**WORK ORDER:**
Below are records; copy every line in them that holds the word "Workspace".

###

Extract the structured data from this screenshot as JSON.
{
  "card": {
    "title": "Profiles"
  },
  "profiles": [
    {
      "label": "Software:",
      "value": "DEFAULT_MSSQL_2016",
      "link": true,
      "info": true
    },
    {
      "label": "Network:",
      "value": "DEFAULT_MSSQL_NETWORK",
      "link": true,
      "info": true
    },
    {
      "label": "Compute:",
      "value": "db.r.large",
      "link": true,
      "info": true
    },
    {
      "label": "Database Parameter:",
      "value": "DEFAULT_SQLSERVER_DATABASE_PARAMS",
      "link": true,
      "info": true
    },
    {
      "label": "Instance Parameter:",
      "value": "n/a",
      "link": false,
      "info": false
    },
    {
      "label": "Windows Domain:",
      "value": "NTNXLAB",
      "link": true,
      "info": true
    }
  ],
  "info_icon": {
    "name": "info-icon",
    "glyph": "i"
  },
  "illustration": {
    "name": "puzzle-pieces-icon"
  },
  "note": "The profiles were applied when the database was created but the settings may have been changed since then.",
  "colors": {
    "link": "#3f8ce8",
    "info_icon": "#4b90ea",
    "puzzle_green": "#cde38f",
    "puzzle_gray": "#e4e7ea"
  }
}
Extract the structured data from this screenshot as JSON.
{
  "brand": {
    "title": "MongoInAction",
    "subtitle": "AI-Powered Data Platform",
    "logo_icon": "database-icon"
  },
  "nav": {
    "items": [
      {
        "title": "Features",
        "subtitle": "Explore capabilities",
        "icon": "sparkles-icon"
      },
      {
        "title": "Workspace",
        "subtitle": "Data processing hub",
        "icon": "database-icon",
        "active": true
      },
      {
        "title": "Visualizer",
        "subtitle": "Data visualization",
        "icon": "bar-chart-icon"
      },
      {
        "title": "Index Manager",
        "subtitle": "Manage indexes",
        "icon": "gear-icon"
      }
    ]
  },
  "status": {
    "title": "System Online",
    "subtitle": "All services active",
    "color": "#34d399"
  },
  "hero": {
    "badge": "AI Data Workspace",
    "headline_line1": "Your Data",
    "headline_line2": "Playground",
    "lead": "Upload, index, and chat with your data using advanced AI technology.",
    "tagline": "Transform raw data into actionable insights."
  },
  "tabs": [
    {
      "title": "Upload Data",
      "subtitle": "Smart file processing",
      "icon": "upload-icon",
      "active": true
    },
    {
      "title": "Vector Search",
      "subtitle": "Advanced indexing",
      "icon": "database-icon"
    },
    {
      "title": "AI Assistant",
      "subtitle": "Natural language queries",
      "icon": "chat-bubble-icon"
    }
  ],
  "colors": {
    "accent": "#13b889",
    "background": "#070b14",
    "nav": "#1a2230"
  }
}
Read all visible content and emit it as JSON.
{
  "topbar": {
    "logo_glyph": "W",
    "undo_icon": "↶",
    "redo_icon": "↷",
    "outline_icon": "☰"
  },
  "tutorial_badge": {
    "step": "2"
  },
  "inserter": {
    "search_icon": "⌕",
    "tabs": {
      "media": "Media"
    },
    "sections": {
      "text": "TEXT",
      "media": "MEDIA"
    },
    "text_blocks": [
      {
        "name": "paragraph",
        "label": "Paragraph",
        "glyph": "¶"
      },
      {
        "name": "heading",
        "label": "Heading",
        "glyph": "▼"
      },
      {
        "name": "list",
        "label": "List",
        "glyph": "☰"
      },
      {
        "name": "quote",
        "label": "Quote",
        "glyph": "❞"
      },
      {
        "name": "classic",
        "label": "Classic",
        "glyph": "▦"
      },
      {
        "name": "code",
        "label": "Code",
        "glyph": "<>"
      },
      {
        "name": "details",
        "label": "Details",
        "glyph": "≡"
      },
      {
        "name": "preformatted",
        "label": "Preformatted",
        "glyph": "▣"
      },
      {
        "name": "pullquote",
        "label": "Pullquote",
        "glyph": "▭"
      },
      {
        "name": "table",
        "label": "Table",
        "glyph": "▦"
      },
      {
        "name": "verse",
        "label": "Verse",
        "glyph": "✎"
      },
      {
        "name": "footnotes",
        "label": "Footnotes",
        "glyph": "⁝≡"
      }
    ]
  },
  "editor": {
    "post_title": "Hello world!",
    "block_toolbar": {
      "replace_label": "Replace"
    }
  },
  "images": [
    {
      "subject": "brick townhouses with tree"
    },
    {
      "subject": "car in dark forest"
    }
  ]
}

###

**FINISHED EXERCISE:**
        "title": "Workspace",
    "badge": "AI Data Workspace",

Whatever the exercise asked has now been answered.